Relating Novels To Life

When I start reading a new novel with my students, I always try to look for ways to relate the novel to my students’ lives.  I find that a lot of my students don’t like to read because of a few things.  The first is many don’t read outside of school.  As a result, many of my students struggle with reading, which is the second reason they don’t like to read.  That being said, something that makes it easier for them to get into a book in school is to make sure they can see something about the novel in their own lives.  I usually explore this with my students through character analysis and theme analysis.

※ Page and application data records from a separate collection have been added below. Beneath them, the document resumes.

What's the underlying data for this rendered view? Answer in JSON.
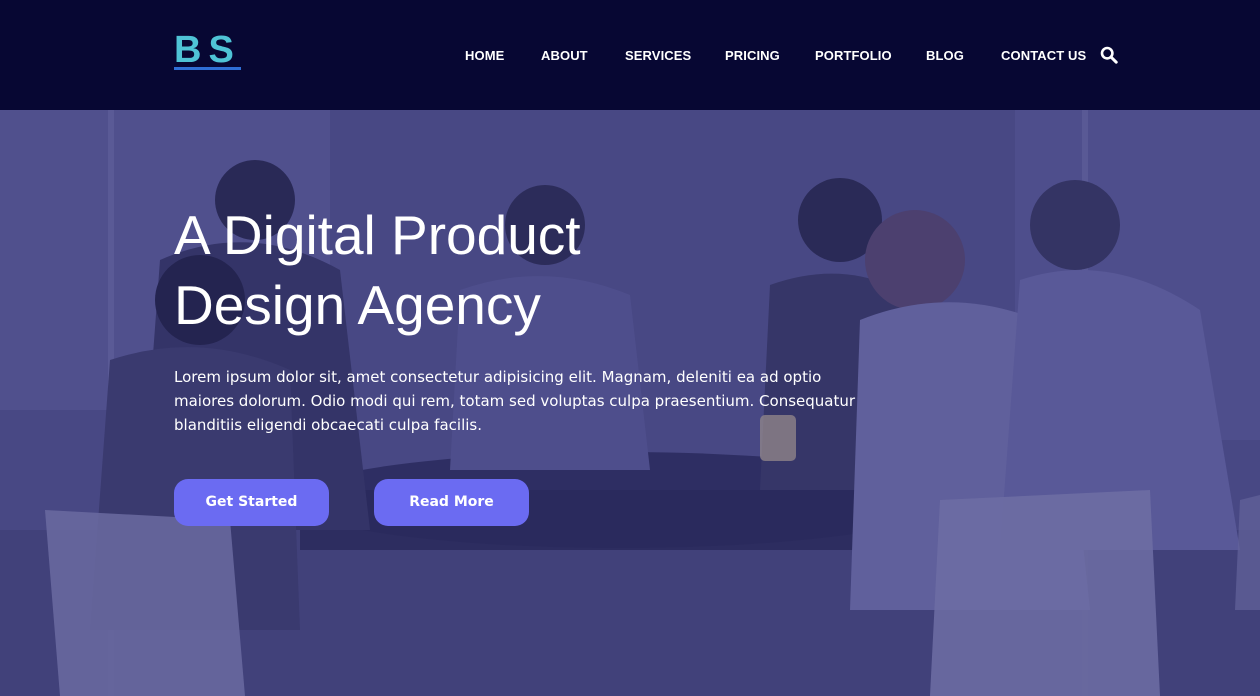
{
  "brand": {
    "logo_text": "BS"
  },
  "nav": {
    "items": [
      {
        "label": "HOME"
      },
      {
        "label": "ABOUT"
      },
      {
        "label": "SERVICES"
      },
      {
        "label": "PRICING"
      },
      {
        "label": "PORTFOLIO"
      },
      {
        "label": "BLOG"
      },
      {
        "label": "CONTACT US"
      }
    ],
    "search_icon": "search-icon"
  },
  "hero": {
    "title_line1": "A Digital Product",
    "title_line2": "Design Agency",
    "description": "Lorem ipsum dolor sit, amet consectetur adipisicing elit. Magnam, deleniti ea ad optio maiores dolorum. Odio modi qui rem, totam sed voluptas culpa praesentium. Consequatur blanditiis eligendi obcaecati culpa facilis.",
    "primary_button": "Get Started",
    "secondary_button": "Read More"
  },
  "colors": {
    "header_bg": "#070733",
    "logo": "#4fc3d6",
    "accent_button": "#6b6bf2",
    "text": "#ffffff"
  }
}
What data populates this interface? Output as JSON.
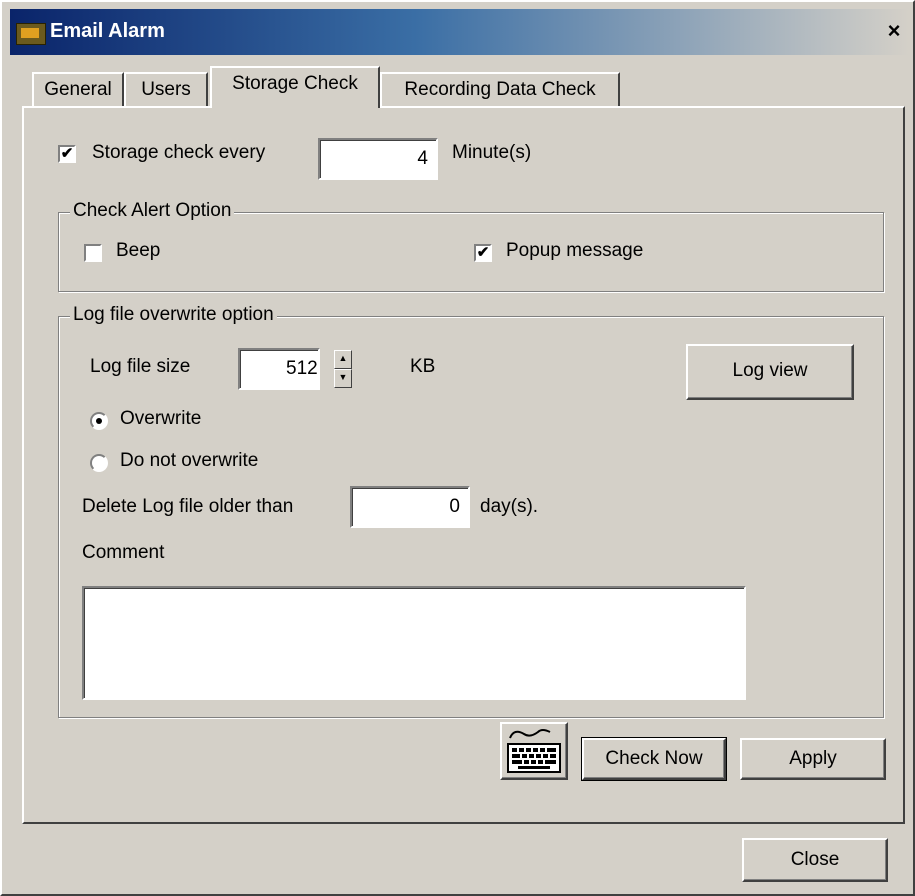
{
  "window": {
    "title": "Email Alarm",
    "close_glyph": "×"
  },
  "tabs": [
    {
      "label": "General"
    },
    {
      "label": "Users"
    },
    {
      "label": "Storage Check",
      "active": true
    },
    {
      "label": "Recording Data Check"
    }
  ],
  "storage_check": {
    "label": "Storage check every",
    "checked": true,
    "value": "4",
    "unit": "Minute(s)"
  },
  "alert_option": {
    "title": "Check Alert Option",
    "beep": {
      "label": "Beep",
      "checked": false
    },
    "popup": {
      "label": "Popup message",
      "checked": true
    }
  },
  "log_option": {
    "title": "Log file overwrite option",
    "size_label": "Log file size",
    "size_value": "512",
    "size_unit": "KB",
    "log_view_label": "Log view",
    "overwrite_label": "Overwrite",
    "no_overwrite_label": "Do not overwrite",
    "selected": "overwrite",
    "delete_label": "Delete Log file older than",
    "delete_value": "0",
    "delete_unit": "day(s).",
    "comment_label": "Comment",
    "comment_value": ""
  },
  "buttons": {
    "check_now": "Check Now",
    "apply": "Apply",
    "close": "Close"
  },
  "icons": {
    "keyboard": "keyboard-icon",
    "app": "email-alarm-icon"
  }
}
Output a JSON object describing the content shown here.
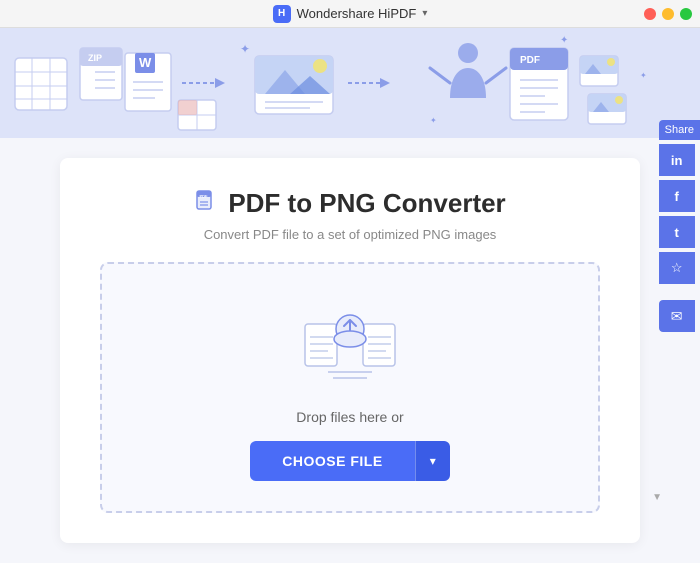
{
  "titleBar": {
    "appName": "Wondershare HiPDF",
    "chevron": "▾"
  },
  "banner": {
    "bgColor": "#dde3f9"
  },
  "converter": {
    "icon": "📄",
    "title": "PDF to PNG Converter",
    "subtitle": "Convert PDF file to a set of optimized PNG images",
    "dropText": "Drop files here or",
    "chooseFileLabel": "CHOOSE FILE",
    "dropdownArrow": "▾"
  },
  "share": {
    "label": "Share",
    "linkedin": "in",
    "facebook": "f",
    "twitter": "t",
    "star": "☆",
    "email": "✉"
  },
  "windowControls": {
    "close": "",
    "min": "",
    "max": ""
  }
}
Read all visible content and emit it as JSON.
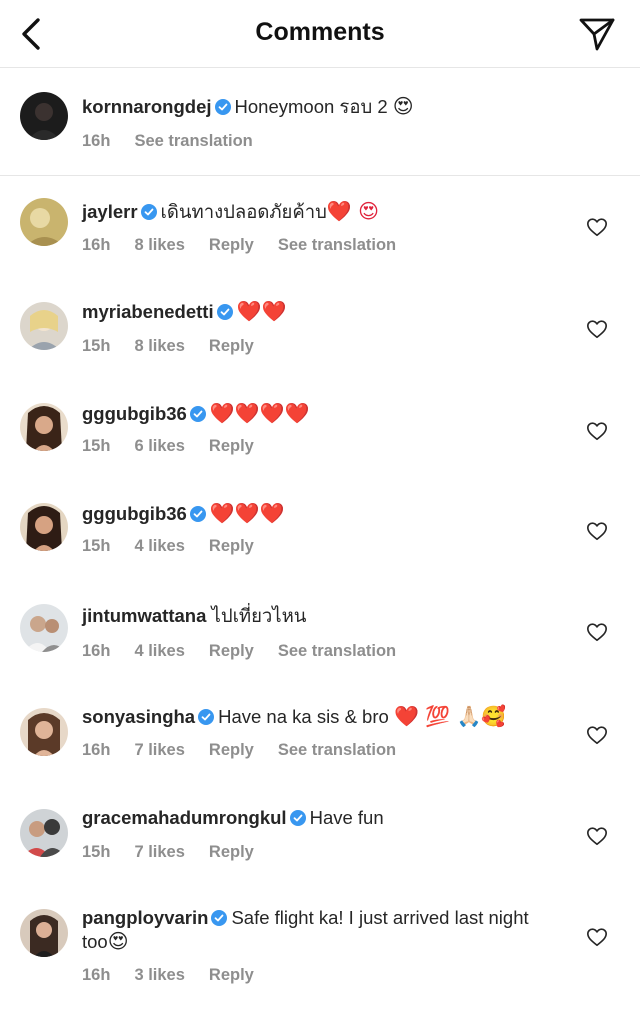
{
  "header": {
    "title": "Comments"
  },
  "caption": {
    "username": "kornnarongdej",
    "text": "Honeymoon รอบ 2",
    "emoji": "😍",
    "time": "16h",
    "translate": "See translation"
  },
  "comments": [
    {
      "username": "jaylerr",
      "verified": true,
      "text": "เดินทางปลอดภัยค้าบ",
      "emoji": "❤️ 😍",
      "time": "16h",
      "likes": "8 likes",
      "reply": "Reply",
      "translate": "See translation"
    },
    {
      "username": "myriabenedetti",
      "verified": true,
      "text": "",
      "emoji": "❤️❤️",
      "time": "15h",
      "likes": "8 likes",
      "reply": "Reply",
      "translate": ""
    },
    {
      "username": "gggubgib36",
      "verified": true,
      "text": "",
      "emoji": "❤️❤️❤️❤️",
      "time": "15h",
      "likes": "6 likes",
      "reply": "Reply",
      "translate": ""
    },
    {
      "username": "gggubgib36",
      "verified": true,
      "text": "",
      "emoji": "❤️❤️❤️",
      "time": "15h",
      "likes": "4 likes",
      "reply": "Reply",
      "translate": ""
    },
    {
      "username": "jintumwattana",
      "verified": false,
      "text": "ไปเที่ยวไหน",
      "emoji": "",
      "time": "16h",
      "likes": "4 likes",
      "reply": "Reply",
      "translate": "See translation"
    },
    {
      "username": "sonyasingha",
      "verified": true,
      "text": "Have na ka sis & bro",
      "emoji": "❤️ 💯 🙏🏻🥰",
      "time": "16h",
      "likes": "7 likes",
      "reply": "Reply",
      "translate": "See translation"
    },
    {
      "username": "gracemahadumrongkul",
      "verified": true,
      "text": "Have fun",
      "emoji": "",
      "time": "15h",
      "likes": "7 likes",
      "reply": "Reply",
      "translate": ""
    },
    {
      "username": "pangployvarin",
      "verified": true,
      "text": "Safe flight ka! I just arrived last night too",
      "emoji": "😍",
      "time": "16h",
      "likes": "3 likes",
      "reply": "Reply",
      "translate": ""
    }
  ],
  "icons": {
    "back": "chevron-left-icon",
    "share": "paper-plane-icon",
    "verified": "verified-badge-icon",
    "like": "heart-outline-icon"
  },
  "colors": {
    "verified": "#3897f0",
    "muted": "#8e8e8e",
    "text": "#262626",
    "heart": "#e0243c"
  }
}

For character analysis, graphic organizers are my best friends.  As students begin to read, I have them pick out the details about each major character and record their appearance, their actions, what they say about themselves, and what other characters say about them.  The characters I would have them explore the most would be Jane Eyre (obviously), Mr. Rochester, Bessie, the Reed Cousins, Helen Burns, Bertha Mason, and have them pick a couple other characters they think are important to include.  By completing this graphic organizer, we can see as a class who the characters are and infer why each character behaves the way he or she does.  This will allow students to understand the motives behind each character so they can understand the plot better.  It will also allow students to connect to certain characters, make opinions about characters they don’t like, and connect to life.  I find myself mediating students frequently about when one student doesn’t like another student or another teacher.  By analyzing character, we can relate to life that there will always be people we like and people we don’t like, as there are characters we like and don’t like.

The next aspect of the novel that I think would be important to address with students is the theme of Jane trying to find herself in her world and fit in.  School at the secondary level is highly social for all students.  They just want to find who they are and fit in with the people around them.  To connect to their own lives, I would have students analyze this theme at each step in Jane’s journey from Gateshead Hall to Lowood to Thornfield Hall.  Identify what happens to Jane at each juncture in her journey and how she grows from a young girl to a young woman basically all alone.  What happens around her that gives her the will to keep going since she isn’t really surrounded by the happiest of people or lives.

Lastly, a couple activities that I like to employ with reading novel are journal/letter writing as characters or writing a piece of the novel from the perspective of a character who doesn’t provide the main narration.  It allows students to really understand the novel from all aspects since it forces them to look at other characters more critically.  They could explore the class issues of why John, Eliza, and Georgiana are so terrible to Jane.  They could pretend to be more of the more eccentric characters of Mr. Rochester or Bertha Mason.